Also make sure that you prepare in advance for payroll periods that fall during the holidays so there isn’t a delay in payments. In December, you can also run payroll for employee bonuses and make any necessary adjustments.
The Payroll Summary that was mentioned in the previous section should be used to verify that all information is correct. Once you’ve confirmed that all employee information and payroll summary data is correct, you can gather the documents you need to send out 1099-MISC forms and/or W-2s in January. If your payroll processor or accountant will be sending out these tax forms, make sure that everything is in order and you have all required documentation in order to have the forms prepared and mailed out prior to the deadline.
Lock Your Closing Periods
Once you’ve completed your year-end accounting, it’s time to lock your closing periods — or close the books. Once you’ve locked your closing periods, you will be unable to add or make changes, so make sure that you’ve completed all of the necessary steps of year-end accounting before closing your books. Many accounting programs allow you to lock closing periods quite easily just by selecting a date.
If you did find that you made an error, all hope isn’t completely lost. Some software, such as QuickBooks Pro, allows you to set a password that can be used to add, remove, or update transactions.
Start Fresh In The New Year

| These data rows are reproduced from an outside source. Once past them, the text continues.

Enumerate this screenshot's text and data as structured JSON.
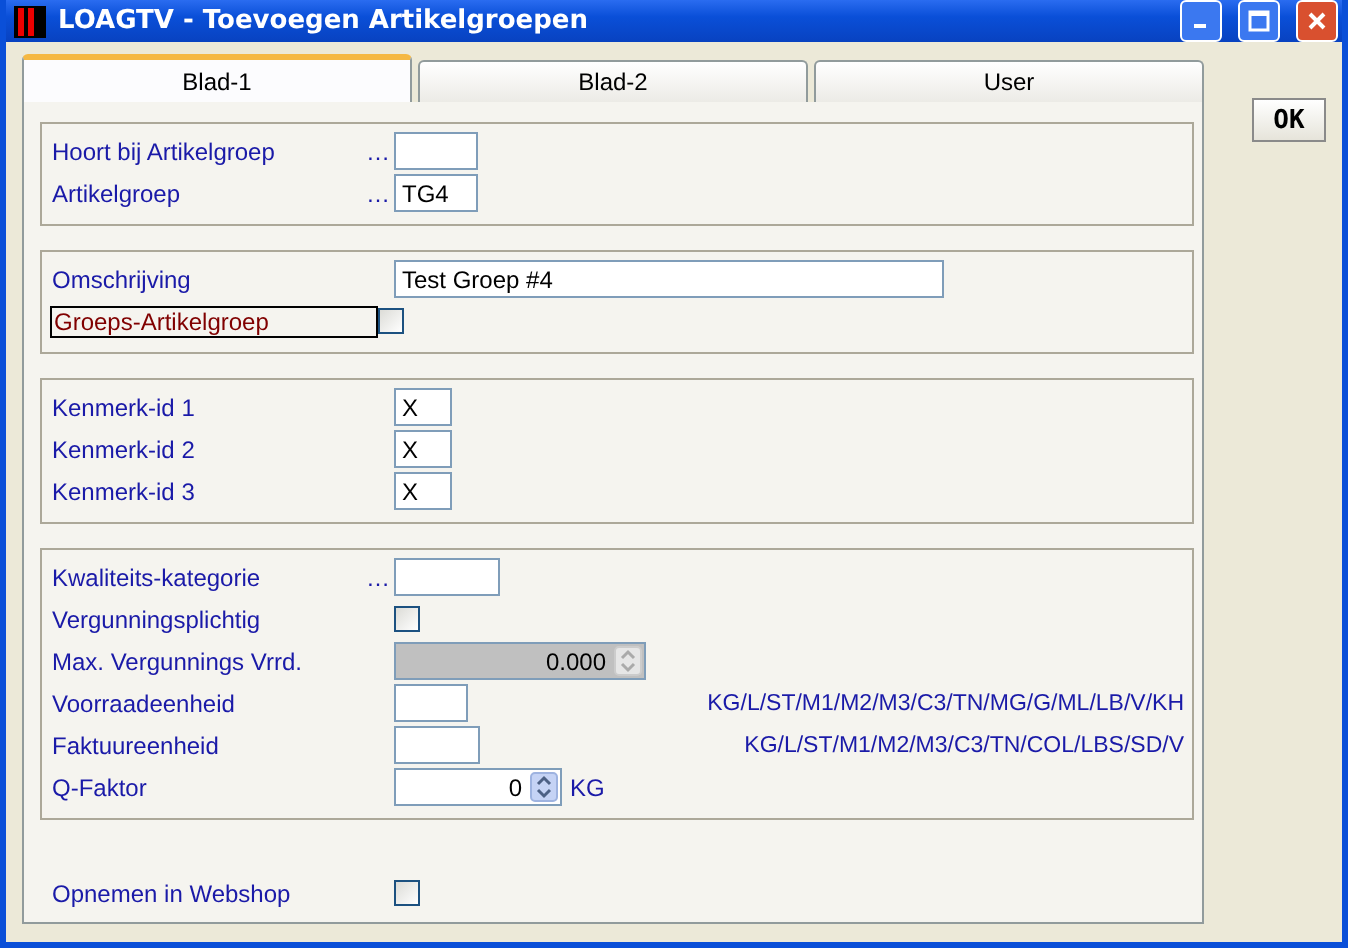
{
  "window": {
    "title": "LOAGTV - Toevoegen Artikelgroepen"
  },
  "tabs": [
    {
      "label": "Blad-1",
      "selected": true
    },
    {
      "label": "Blad-2",
      "selected": false
    },
    {
      "label": "User",
      "selected": false
    }
  ],
  "ok_button": "OK",
  "sections": [
    {
      "framed": true,
      "rows": [
        {
          "kind": "field",
          "label": "Hoort bij Artikelgroep",
          "lookup": "…",
          "highlighted": false
        },
        {
          "kind": "field",
          "label": "Artikelgroep",
          "lookup": "…",
          "value": "TG4",
          "highlighted": false
        }
      ]
    },
    {
      "framed": true,
      "rows": [
        {
          "kind": "field",
          "label": "Omschrijving",
          "value": "Test Groep #4",
          "highlighted": false
        },
        {
          "kind": "checkbox",
          "label": "Groeps-Artikelgroep",
          "checked": false,
          "highlighted": true
        }
      ]
    },
    {
      "framed": true,
      "rows": [
        {
          "kind": "field",
          "label": "Kenmerk-id 1",
          "value": "X",
          "highlighted": false
        },
        {
          "kind": "field",
          "label": "Kenmerk-id 2",
          "value": "X",
          "highlighted": false
        },
        {
          "kind": "field",
          "label": "Kenmerk-id 3",
          "value": "X",
          "highlighted": false
        }
      ]
    },
    {
      "framed": true,
      "rows": [
        {
          "kind": "field",
          "label": "Kwaliteits-kategorie",
          "lookup": "…",
          "highlighted": false
        },
        {
          "kind": "checkbox",
          "label": "Vergunningsplichtig",
          "checked": false,
          "highlighted": false
        },
        {
          "kind": "spinner",
          "label": "Max. Vergunnings Vrrd.",
          "value": "0.000",
          "disabled": true,
          "highlighted": false
        },
        {
          "kind": "field",
          "label": "Voorraadeenheid",
          "hint": "KG/L/ST/M1/M2/M3/C3/TN/MG/G/ML/LB/V/KH",
          "highlighted": false
        },
        {
          "kind": "field",
          "label": "Faktuureenheid",
          "hint": "KG/L/ST/M1/M2/M3/C3/TN/COL/LBS/SD/V",
          "highlighted": false
        },
        {
          "kind": "spinner",
          "label": "Q-Faktor",
          "value": "0",
          "unit": "KG",
          "disabled": false,
          "highlighted": false
        }
      ]
    },
    {
      "framed": false,
      "rows": [
        {
          "kind": "checkbox",
          "label": "Opnemen in Webshop",
          "checked": false,
          "highlighted": false
        }
      ]
    }
  ]
}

This all may seem a bit overwhelming, but it’s worth it to have a fresh start for the new year. You’ll be ready for tax time, have new goals in mind for your business, and have a better understanding of your company’s current financial situation.
While some of these steps may be time-consuming (I’m looking at you, inventory counting), knowing what needs to be done and tackling tasks throughout the year will save time and help ease the stress that comes with year-end accounting. Good luck!